"""
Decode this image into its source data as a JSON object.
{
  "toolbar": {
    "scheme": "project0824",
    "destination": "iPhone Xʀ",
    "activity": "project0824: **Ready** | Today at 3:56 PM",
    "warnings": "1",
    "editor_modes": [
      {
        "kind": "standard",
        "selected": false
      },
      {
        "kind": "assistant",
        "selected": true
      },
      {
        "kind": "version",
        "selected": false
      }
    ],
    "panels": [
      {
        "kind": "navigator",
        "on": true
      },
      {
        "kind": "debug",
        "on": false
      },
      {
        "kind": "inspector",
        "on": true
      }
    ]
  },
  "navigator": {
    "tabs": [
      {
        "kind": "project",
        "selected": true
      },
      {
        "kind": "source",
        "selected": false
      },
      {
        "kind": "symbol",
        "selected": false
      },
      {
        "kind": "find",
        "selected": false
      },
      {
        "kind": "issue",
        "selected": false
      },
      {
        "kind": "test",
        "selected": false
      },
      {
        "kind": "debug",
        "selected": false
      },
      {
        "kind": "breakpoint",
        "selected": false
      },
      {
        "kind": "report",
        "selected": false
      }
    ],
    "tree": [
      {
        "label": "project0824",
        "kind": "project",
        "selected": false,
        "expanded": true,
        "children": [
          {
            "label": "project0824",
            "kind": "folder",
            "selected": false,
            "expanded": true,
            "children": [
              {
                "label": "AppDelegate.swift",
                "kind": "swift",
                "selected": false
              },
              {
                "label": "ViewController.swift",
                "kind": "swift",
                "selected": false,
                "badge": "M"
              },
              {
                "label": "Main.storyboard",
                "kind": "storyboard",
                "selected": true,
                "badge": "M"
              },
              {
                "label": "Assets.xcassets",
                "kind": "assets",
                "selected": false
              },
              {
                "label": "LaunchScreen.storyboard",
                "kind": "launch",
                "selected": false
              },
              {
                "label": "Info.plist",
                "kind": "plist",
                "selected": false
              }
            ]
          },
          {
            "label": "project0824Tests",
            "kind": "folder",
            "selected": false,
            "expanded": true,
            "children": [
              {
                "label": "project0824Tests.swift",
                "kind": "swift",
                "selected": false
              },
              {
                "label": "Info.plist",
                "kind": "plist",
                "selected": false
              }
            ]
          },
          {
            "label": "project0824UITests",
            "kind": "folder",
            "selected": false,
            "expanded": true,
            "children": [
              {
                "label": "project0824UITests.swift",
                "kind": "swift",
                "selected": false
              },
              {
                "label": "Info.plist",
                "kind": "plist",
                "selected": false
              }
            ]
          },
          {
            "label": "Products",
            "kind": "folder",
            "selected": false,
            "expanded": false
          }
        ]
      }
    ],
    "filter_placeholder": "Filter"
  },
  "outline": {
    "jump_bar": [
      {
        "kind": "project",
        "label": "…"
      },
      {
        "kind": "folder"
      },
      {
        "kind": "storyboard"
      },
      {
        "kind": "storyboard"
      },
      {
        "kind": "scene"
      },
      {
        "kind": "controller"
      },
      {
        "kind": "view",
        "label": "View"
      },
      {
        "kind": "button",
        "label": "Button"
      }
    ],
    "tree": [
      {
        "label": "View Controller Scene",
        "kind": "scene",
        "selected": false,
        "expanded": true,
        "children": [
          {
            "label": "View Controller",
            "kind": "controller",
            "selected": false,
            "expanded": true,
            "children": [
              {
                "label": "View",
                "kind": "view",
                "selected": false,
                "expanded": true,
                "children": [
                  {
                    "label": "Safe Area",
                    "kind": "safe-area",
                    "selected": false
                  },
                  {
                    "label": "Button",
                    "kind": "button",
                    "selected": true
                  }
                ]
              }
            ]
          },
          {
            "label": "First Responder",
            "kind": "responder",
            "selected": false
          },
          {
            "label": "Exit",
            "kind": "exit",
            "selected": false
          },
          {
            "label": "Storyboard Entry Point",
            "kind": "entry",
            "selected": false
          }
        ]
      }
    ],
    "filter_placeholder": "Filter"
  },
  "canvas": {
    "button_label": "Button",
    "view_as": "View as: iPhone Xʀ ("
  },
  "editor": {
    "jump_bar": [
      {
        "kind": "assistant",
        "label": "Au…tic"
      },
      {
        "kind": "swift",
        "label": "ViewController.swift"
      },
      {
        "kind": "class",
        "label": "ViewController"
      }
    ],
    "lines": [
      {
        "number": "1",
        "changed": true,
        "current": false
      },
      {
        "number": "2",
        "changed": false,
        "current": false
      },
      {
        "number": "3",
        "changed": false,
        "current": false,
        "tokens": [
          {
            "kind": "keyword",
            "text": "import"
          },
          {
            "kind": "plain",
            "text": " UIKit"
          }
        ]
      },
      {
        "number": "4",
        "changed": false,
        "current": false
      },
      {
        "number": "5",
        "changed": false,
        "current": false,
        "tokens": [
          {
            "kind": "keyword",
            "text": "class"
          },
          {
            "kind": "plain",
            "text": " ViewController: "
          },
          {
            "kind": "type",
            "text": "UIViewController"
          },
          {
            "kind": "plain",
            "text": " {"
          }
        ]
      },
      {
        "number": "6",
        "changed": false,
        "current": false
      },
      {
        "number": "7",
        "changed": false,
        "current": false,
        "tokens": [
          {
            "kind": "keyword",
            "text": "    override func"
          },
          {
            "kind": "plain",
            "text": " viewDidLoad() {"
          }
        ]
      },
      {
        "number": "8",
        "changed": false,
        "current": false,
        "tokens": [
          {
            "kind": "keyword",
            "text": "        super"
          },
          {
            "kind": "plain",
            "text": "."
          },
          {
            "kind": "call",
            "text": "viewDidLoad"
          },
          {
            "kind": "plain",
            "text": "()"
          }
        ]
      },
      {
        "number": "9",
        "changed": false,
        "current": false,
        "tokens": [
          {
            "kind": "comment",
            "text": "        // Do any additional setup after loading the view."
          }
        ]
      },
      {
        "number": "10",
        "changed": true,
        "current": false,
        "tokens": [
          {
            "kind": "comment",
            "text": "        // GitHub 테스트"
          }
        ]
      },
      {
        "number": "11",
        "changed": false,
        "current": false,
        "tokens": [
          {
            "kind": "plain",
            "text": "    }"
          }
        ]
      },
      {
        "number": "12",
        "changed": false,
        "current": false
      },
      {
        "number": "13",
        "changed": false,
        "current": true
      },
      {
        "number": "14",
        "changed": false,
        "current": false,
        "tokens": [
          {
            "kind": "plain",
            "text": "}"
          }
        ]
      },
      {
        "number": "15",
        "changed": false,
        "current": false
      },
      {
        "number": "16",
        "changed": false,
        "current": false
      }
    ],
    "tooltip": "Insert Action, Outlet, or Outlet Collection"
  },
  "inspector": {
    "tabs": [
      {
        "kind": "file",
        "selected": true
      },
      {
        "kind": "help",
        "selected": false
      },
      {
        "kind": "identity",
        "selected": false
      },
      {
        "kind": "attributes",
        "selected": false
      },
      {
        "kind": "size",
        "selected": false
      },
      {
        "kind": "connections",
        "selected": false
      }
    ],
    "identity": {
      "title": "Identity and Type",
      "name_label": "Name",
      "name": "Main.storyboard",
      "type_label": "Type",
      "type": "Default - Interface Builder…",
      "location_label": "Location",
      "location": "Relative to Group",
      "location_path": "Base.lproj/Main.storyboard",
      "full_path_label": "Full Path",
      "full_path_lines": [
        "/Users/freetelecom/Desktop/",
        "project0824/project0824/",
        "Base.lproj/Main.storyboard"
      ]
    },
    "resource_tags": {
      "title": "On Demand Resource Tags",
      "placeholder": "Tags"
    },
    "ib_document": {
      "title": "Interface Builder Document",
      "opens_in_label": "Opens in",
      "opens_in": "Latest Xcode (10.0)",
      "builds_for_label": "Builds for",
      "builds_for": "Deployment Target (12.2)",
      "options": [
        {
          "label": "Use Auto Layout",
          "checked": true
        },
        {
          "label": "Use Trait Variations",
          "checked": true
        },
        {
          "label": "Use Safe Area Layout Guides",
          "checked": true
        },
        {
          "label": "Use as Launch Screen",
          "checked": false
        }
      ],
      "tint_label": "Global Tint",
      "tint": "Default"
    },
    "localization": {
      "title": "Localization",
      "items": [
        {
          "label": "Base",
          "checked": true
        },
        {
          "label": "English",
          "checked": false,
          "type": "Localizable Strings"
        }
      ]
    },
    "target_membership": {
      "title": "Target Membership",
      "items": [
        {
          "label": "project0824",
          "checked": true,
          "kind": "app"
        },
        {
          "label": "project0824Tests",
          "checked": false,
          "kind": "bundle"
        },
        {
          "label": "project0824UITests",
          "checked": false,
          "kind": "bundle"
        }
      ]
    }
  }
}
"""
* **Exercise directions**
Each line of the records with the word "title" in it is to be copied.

* **Expected output**
      "title": "Identity and Type",
      "title": "On Demand Resource Tags",
      "title": "Interface Builder Document",
      "title": "Localization",
      "title": "Target Membership",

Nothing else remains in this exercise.